More Thoughts On Finding Your Blog’s Story
I’ve been thinking about how to give people more guidance on figuring out their stories. It strikes me as kind of a sticky issue, now that I really think about it.
For example: there are cases when a blogger has been doing their thing for a while — and I’m going to just say right now I am NOT TALKING ABOUT ANYBODY IN PARTICULAR — but because they have been doing it for long enough, they will get to a point where a story emerges whether they like it or not. This is not true for every single long term blogger, but I thing the longer you go without self-consciously crafting your own story, the less control over it you will have.
Because as I was thinking about it, I was forced to reflect that yes, there are a few people who I could say, “Look, this is your story. This is your thing.” But I really don’t want to do that, because: 1) it feels like it’s definitely not my place to do it; and 2) it seems way, way too personal and defining of a thing to do, even if somebody asks you to do it. I really think that people should define it for themselves as much as possible, while they still can.
Now, with newer bloggers, it’s much more difficult to figure out the thing, because there is just so much less text to work with. You can go through back posts, watch them on Twitter, Facebook etc. but it’s much harder to see a pattern emerging. They are still figuring out the landscape, and maybe they haven’t really gotten past the honeymoon period where they are on their best behavior yet. But one thing that occurred to me after reading Julie“s comment (i.e. all personal bloggers have a story, and but the best ones know what their story is) is that not only do the best bloggers know what their story is, they don’t try to fight it — they aren’t in denial about it. In other words, the best personal bloggers might be stuck with a story that is not always flattering, and they might be totally conscious of that fact, but they go with it anyway, either because they don’t know any better or because well, it’s their story and their sticking to it.
Example: Penelope Trunk. Technically speaking, not a personal blogger. However, as people who have been reading here for a while know, definitely one of the best bloggers out there in my opinion. Her niche is career advice, which is something in which I have zero interest, but I never miss a post of hers because her thing is “the beautifully writing blogger who gives career advice despite never really being employed (in the strictest sense of the word) and who might also have Asperger’s but it’s hard to say because you are never sure how much of what she says is actually true.” If that’s not a story, then I don’t know what one is.
Have a look at Penelope’s latest post, in which she talks about how she needs to get a “workplace spouse” in order to fill in the gaps in her real life marriage, because her new husband really does not want to talk to her. Yeah. Now, listen. I am not suggesting that you need to write about stuff like this in order to have a popular blog. What I am saying is: Penelope knows what her story is, and she doesn’t bother with trying to make it into something it’s not — she doesn’t exaggerate to make it better or to make it worse. It’s just her story, in all of its craziness, and nobody else could write it. That’s why people love to read her blog.
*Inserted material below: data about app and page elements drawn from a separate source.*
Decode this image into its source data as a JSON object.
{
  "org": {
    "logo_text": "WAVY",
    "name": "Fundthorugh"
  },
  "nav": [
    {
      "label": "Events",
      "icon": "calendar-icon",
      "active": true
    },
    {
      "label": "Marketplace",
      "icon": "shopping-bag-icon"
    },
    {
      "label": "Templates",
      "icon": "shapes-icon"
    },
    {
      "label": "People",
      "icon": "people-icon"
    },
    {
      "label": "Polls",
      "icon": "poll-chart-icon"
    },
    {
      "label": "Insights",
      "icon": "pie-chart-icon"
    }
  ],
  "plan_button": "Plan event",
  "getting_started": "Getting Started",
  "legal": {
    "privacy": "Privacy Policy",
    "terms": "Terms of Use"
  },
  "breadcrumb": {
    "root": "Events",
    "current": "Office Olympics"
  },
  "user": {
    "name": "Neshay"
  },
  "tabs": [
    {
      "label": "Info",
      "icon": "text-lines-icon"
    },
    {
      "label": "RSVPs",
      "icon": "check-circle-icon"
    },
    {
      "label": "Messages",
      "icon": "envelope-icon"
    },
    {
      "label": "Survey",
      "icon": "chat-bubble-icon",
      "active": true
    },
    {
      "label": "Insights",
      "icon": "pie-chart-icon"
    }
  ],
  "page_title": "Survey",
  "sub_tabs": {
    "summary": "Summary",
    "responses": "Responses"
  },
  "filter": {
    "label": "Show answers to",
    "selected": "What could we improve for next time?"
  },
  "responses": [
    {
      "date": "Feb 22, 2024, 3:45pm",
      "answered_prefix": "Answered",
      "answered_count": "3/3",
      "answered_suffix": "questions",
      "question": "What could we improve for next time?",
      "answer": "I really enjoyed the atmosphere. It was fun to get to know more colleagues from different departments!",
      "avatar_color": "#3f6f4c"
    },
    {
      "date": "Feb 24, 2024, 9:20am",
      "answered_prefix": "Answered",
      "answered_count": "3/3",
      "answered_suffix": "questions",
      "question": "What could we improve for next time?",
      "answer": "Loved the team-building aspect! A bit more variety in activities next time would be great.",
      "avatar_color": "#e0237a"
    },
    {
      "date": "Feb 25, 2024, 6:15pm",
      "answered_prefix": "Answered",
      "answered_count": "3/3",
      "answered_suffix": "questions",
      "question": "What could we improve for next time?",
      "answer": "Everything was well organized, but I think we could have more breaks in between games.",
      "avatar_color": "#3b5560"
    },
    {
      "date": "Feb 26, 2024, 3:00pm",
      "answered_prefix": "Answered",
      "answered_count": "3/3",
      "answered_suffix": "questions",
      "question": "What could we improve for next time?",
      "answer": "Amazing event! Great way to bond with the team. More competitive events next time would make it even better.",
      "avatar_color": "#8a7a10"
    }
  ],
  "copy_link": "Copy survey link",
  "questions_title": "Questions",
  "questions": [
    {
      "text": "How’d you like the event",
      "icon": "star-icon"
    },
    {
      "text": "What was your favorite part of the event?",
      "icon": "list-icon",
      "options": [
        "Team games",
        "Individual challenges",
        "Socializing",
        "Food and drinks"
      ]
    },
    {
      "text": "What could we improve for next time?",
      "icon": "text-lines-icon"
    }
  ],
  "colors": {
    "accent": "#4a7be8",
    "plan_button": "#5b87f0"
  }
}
The vast majority of bloggers have not figured out what their story is yet. But for people who have been blogging a while, I think there may already be a story that has emerged and they just are not realizing it. With those cases, there’s probably less of a need to self-consciously brand yourself. Probably what you need to do in that case is to learn how to make peace with how people have already come to think of you, and figure out to what degree you can spin that perception to your best advantage. I’m not sure that everyone has it in them to handle it as well as Penelope Trunk does, but for those that do, she’s a great model on that front.
What do you think? Could you embrace a story that had emerged about you, even if it wasn’t particularly flattering, if you thought it had market potential?